Nigerian writer and the first African to win the Nobel Prize for Literature, was born Oluwole Akinwande Soyinka on 13 July 1934 in Abeokuta Nigeria One of the most prominent writers and public intellectuals in the world his international fame rests as much on his writings as on his widely admired fearless advocacy of human rights and social justice both in his native Nigeria and in other countries in Africa Primarily a playwright and dramatist Soyinka has written in virtually all of the literary genres and he has written rather prodigiously his corpus comprising more than forty five works of drama fiction poetry translation and nonfictional criticism memoirs and philosophical reflection Now in the eighth decade of his life he has spent six of those decades in a sustained unbroken work of social activism that stands as a necessary complement to the primacy of his life and career as ...

Article

Theiler, Max  

Stephen Wagley

South African medical researcher and Nobel Prize winner active in the United States, was born in Pretoria, Transvaal (South African Republic, later South Africa), on 30 January 1899, the son of Arnold Theiler, a veterinarian, and Emma Jegge.

Theiler studied at Rhodes University College, Grahamstown, before entering the two-year premedical program at the University of Cape Town; he graduated in 1918. He left for London in 1919 and underwent medical training at Saint Thomas’ Hospital, University of London, receiving a diploma of tropical medicine and hygiene in 1922; he was denied the MD because the university did not recognize his studies at Cape Town. He never received an academic degree.
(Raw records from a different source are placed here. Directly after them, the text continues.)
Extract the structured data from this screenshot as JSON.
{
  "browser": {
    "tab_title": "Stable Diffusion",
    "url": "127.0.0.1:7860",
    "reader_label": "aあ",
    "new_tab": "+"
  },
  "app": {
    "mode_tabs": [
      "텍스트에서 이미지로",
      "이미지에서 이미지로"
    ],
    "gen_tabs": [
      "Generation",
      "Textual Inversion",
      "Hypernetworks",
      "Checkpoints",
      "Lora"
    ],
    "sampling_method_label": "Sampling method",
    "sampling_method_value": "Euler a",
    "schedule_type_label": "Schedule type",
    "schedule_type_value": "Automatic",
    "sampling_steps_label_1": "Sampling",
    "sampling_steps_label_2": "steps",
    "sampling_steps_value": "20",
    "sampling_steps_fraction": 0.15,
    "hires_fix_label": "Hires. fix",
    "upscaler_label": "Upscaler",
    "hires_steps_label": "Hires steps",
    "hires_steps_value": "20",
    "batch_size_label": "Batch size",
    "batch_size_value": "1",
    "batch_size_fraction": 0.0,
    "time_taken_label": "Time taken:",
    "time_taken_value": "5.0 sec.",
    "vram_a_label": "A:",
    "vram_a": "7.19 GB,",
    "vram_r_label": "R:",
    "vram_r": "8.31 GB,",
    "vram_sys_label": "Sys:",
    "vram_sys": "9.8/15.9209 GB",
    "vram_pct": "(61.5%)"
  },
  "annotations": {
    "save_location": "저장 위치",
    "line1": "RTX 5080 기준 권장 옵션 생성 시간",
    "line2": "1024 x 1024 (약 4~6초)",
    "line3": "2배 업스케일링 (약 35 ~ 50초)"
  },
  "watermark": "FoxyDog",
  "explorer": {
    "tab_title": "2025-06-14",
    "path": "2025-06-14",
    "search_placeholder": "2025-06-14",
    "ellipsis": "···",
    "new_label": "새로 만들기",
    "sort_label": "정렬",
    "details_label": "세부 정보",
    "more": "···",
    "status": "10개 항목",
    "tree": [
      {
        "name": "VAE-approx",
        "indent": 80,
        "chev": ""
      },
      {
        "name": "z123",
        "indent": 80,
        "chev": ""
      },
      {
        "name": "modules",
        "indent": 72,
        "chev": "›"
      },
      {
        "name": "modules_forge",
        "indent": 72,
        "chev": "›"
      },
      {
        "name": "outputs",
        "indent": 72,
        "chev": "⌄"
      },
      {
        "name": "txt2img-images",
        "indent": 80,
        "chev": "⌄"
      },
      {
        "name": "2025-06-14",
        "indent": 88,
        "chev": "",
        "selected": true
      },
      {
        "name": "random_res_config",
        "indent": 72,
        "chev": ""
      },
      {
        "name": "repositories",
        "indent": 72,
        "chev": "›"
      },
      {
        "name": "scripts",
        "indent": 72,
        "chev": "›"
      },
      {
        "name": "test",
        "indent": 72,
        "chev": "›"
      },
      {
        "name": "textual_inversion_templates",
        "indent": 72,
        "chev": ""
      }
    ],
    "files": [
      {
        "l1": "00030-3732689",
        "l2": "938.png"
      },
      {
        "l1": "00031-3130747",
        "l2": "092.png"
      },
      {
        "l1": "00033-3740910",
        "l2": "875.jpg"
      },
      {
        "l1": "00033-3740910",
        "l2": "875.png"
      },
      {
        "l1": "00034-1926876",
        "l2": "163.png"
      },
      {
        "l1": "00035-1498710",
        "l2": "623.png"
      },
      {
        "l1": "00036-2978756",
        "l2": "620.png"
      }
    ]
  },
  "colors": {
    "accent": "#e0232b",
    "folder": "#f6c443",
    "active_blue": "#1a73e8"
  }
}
While taking a course at the London School of Tropical Medicine, he met Oscar Teague of Harvard University, who offered him a position there. Theiler moved to the Harvard University School of Tropical Medicine in 1922 where ...

Article

Zumbi dos Palmares  

Stuart Schwartz

Maroon leader also known as Zumbi, lived much of his life in the interior of the captaincy of Pernambuco in an area that is today the Brazilian state of Alagoas. The circumstances of his birth and early life are basically unknown, but those of his later life and death have become a matter of national debate, pride, and legend. In 1978 Brazil declared 20 November to be the Dia Nacional da Consciência Negra (National Day of Black Consciousness), which in 2003 became a holiday commemorating the death of Zumbi of Palmares This date is one of the few secure facts that remain about the last leader of Palmares the largest Maroon community in Brazil His life and death like the history of Palmares itself have been shrouded in myth and controversy but both Zumbi and Palmares have become symbols of Afro Brazilian resistance to slavery and more recently of ...